SOURCE MATERIAL:
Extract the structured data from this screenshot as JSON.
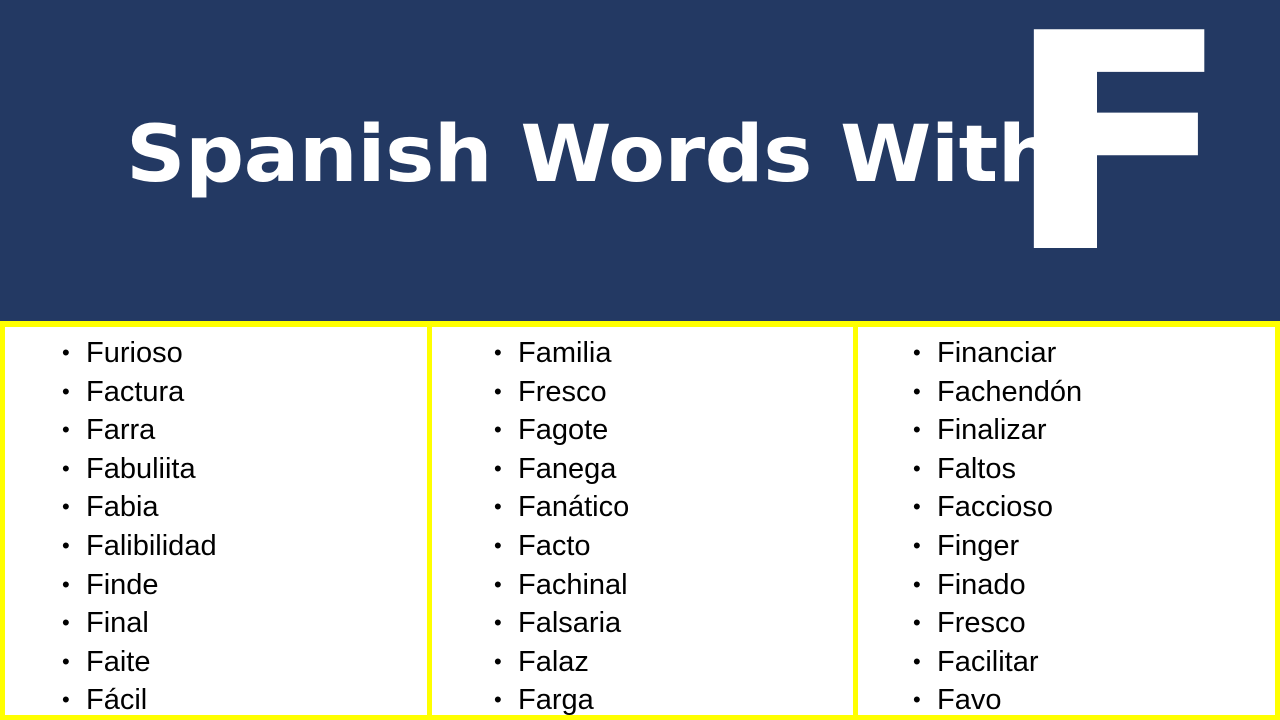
{
  "slide": {
    "title": "Spanish Words With",
    "feature_letter": "F",
    "bullet_glyph": "•",
    "colors": {
      "banner_background": "#233963",
      "banner_text": "#FFFFFF",
      "divider": "#FFFF00",
      "list_background": "#FFFFFF",
      "list_text": "#000000"
    }
  },
  "columns": [
    {
      "name": "column-1",
      "words": [
        "Furioso",
        "Factura",
        "Farra",
        "Fabuliita",
        "Fabia",
        "Falibilidad",
        "Finde",
        "Final",
        "Faite",
        "Fácil"
      ]
    },
    {
      "name": "column-2",
      "words": [
        "Familia",
        "Fresco",
        "Fagote",
        "Fanega",
        "Fanático",
        "Facto",
        "Fachinal",
        "Falsaria",
        "Falaz",
        "Farga"
      ]
    },
    {
      "name": "column-3",
      "words": [
        "Financiar",
        "Fachendón",
        "Finalizar",
        "Faltos",
        "Faccioso",
        "Finger",
        "Finado",
        "Fresco",
        "Facilitar",
        "Favo"
      ]
    }
  ]
}
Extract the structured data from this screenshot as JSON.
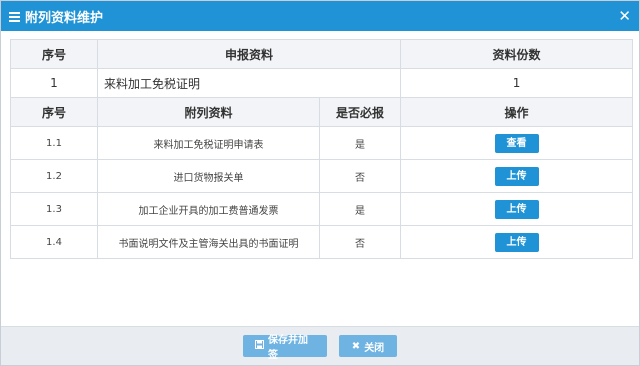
{
  "dialog": {
    "title": "附列资料维护",
    "close_glyph": "✕"
  },
  "table": {
    "main_headers": {
      "seq": "序号",
      "report": "申报资料",
      "copies": "资料份数"
    },
    "main_row": {
      "seq": "1",
      "report": "来料加工免税证明",
      "copies": "1"
    },
    "sub_headers": {
      "seq": "序号",
      "attachment": "附列资料",
      "required": "是否必报",
      "action": "操作"
    },
    "sub_rows": [
      {
        "seq": "1.1",
        "attachment": "来料加工免税证明申请表",
        "required": "是",
        "action": "查看"
      },
      {
        "seq": "1.2",
        "attachment": "进口货物报关单",
        "required": "否",
        "action": "上传"
      },
      {
        "seq": "1.3",
        "attachment": "加工企业开具的加工费普通发票",
        "required": "是",
        "action": "上传"
      },
      {
        "seq": "1.4",
        "attachment": "书面说明文件及主管海关出具的书面证明",
        "required": "否",
        "action": "上传"
      }
    ]
  },
  "footer": {
    "save_label": "保存并加签",
    "close_label": "关闭",
    "save_icon": "save-icon",
    "close_icon": "x-icon"
  },
  "colors": {
    "accent": "#1f93d5",
    "footer_button": "#6fb3e3",
    "header_bg": "#f2f4f7"
  }
}
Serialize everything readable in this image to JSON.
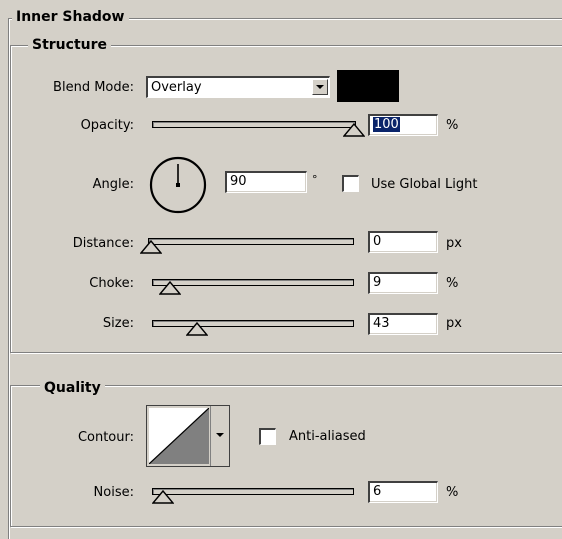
{
  "panel": {
    "title": "Inner Shadow"
  },
  "structure": {
    "title": "Structure",
    "blend_mode_label": "Blend Mode:",
    "blend_mode_value": "Overlay",
    "color_swatch": "#000000",
    "opacity_label": "Opacity:",
    "opacity_value": "100",
    "opacity_unit": "%",
    "opacity_level": 100,
    "angle_label": "Angle:",
    "angle_value": "90",
    "angle_unit": "°",
    "use_global_light_label": "Use Global Light",
    "use_global_light_checked": false,
    "distance_label": "Distance:",
    "distance_value": "0",
    "distance_unit": "px",
    "distance_level": 0,
    "choke_label": "Choke:",
    "choke_value": "9",
    "choke_unit": "%",
    "choke_level": 9,
    "size_label": "Size:",
    "size_value": "43",
    "size_unit": "px",
    "size_level": 17
  },
  "quality": {
    "title": "Quality",
    "contour_label": "Contour:",
    "anti_aliased_label": "Anti-aliased",
    "anti_aliased_checked": false,
    "noise_label": "Noise:",
    "noise_value": "6",
    "noise_unit": "%",
    "noise_level": 6
  }
}
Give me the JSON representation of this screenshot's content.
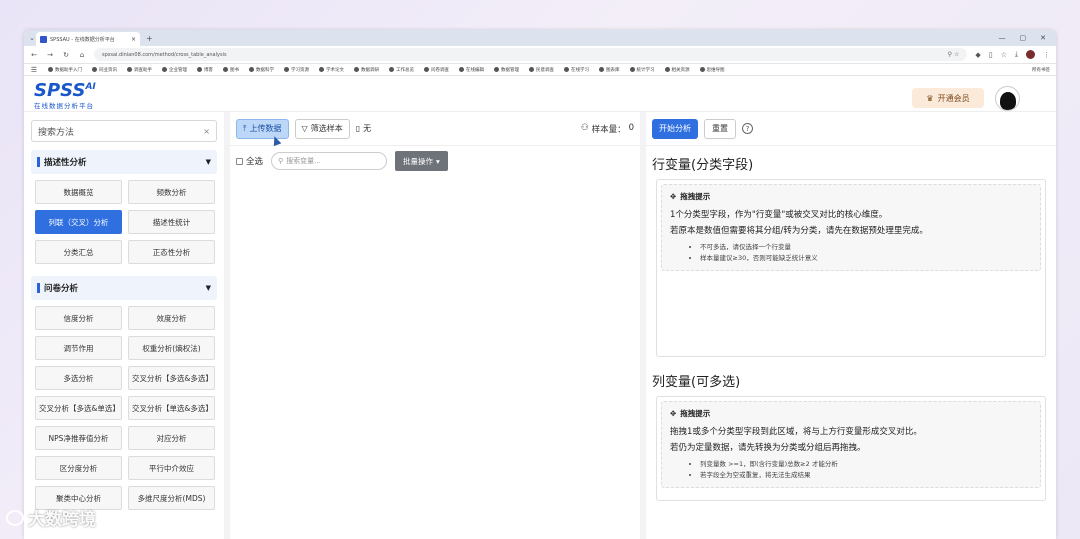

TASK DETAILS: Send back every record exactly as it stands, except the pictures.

ANSWER SPACE:
Extract the structured data from this screenshot as JSON.
{
  "slide": {
    "title": "Spanish Words With",
    "feature_letter": "F",
    "bullet_glyph": "•",
    "colors": {
      "banner_background": "#233963",
      "banner_text": "#FFFFFF",
      "divider": "#FFFF00",
      "list_background": "#FFFFFF",
      "list_text": "#000000"
    }
  },
  "columns": [
    {
      "name": "column-1",
      "words": [
        "Furioso",
        "Factura",
        "Farra",
        "Fabuliita",
        "Fabia",
        "Falibilidad",
        "Finde",
        "Final",
        "Faite",
        "Fácil"
      ]
    },
    {
      "name": "column-2",
      "words": [
        "Familia",
        "Fresco",
        "Fagote",
        "Fanega",
        "Fanático",
        "Facto",
        "Fachinal",
        "Falsaria",
        "Falaz",
        "Farga"
      ]
    },
    {
      "name": "column-3",
      "words": [
        "Financiar",
        "Fachendón",
        "Finalizar",
        "Faltos",
        "Faccioso",
        "Finger",
        "Finado",
        "Fresco",
        "Facilitar",
        "Favo"
      ]
    }
  ]
}
Extract the structured data from this screenshot as JSON.
{
  "dialog": {
    "title": "附列资料维护",
    "close_glyph": "✕"
  },
  "table": {
    "main_headers": {
      "seq": "序号",
      "report": "申报资料",
      "copies": "资料份数"
    },
    "main_row": {
      "seq": "1",
      "report": "来料加工免税证明",
      "copies": "1"
    },
    "sub_headers": {
      "seq": "序号",
      "attachment": "附列资料",
      "required": "是否必报",
      "action": "操作"
    },
    "sub_rows": [
      {
        "seq": "1.1",
        "attachment": "来料加工免税证明申请表",
        "required": "是",
        "action": "查看"
      },
      {
        "seq": "1.2",
        "attachment": "进口货物报关单",
        "required": "否",
        "action": "上传"
      },
      {
        "seq": "1.3",
        "attachment": "加工企业开具的加工费普通发票",
        "required": "是",
        "action": "上传"
      },
      {
        "seq": "1.4",
        "attachment": "书面说明文件及主管海关出具的书面证明",
        "required": "否",
        "action": "上传"
      }
    ]
  },
  "footer": {
    "save_label": "保存并加签",
    "close_label": "关闭",
    "save_icon": "save-icon",
    "close_icon": "x-icon"
  },
  "colors": {
    "accent": "#1f93d5",
    "footer_button": "#6fb3e3",
    "header_bg": "#f2f4f7"
  }
}
Serialize everything readable in this image to JSON.
{
  "panel": {
    "title": "Inner Shadow"
  },
  "structure": {
    "title": "Structure",
    "blend_mode_label": "Blend Mode:",
    "blend_mode_value": "Overlay",
    "color_swatch": "#000000",
    "opacity_label": "Opacity:",
    "opacity_value": "100",
    "opacity_unit": "%",
    "opacity_level": 100,
    "angle_label": "Angle:",
    "angle_value": "90",
    "angle_unit": "°",
    "use_global_light_label": "Use Global Light",
    "use_global_light_checked": false,
    "distance_label": "Distance:",
    "distance_value": "0",
    "distance_unit": "px",
    "distance_level": 0,
    "choke_label": "Choke:",
    "choke_value": "9",
    "choke_unit": "%",
    "choke_level": 9,
    "size_label": "Size:",
    "size_value": "43",
    "size_unit": "px",
    "size_level": 17
  },
  "quality": {
    "title": "Quality",
    "contour_label": "Contour:",
    "anti_aliased_label": "Anti-aliased",
    "anti_aliased_checked": false,
    "noise_label": "Noise:",
    "noise_value": "6",
    "noise_unit": "%",
    "noise_level": 6
  }
}
Give me the JSON representation of this screenshot's content.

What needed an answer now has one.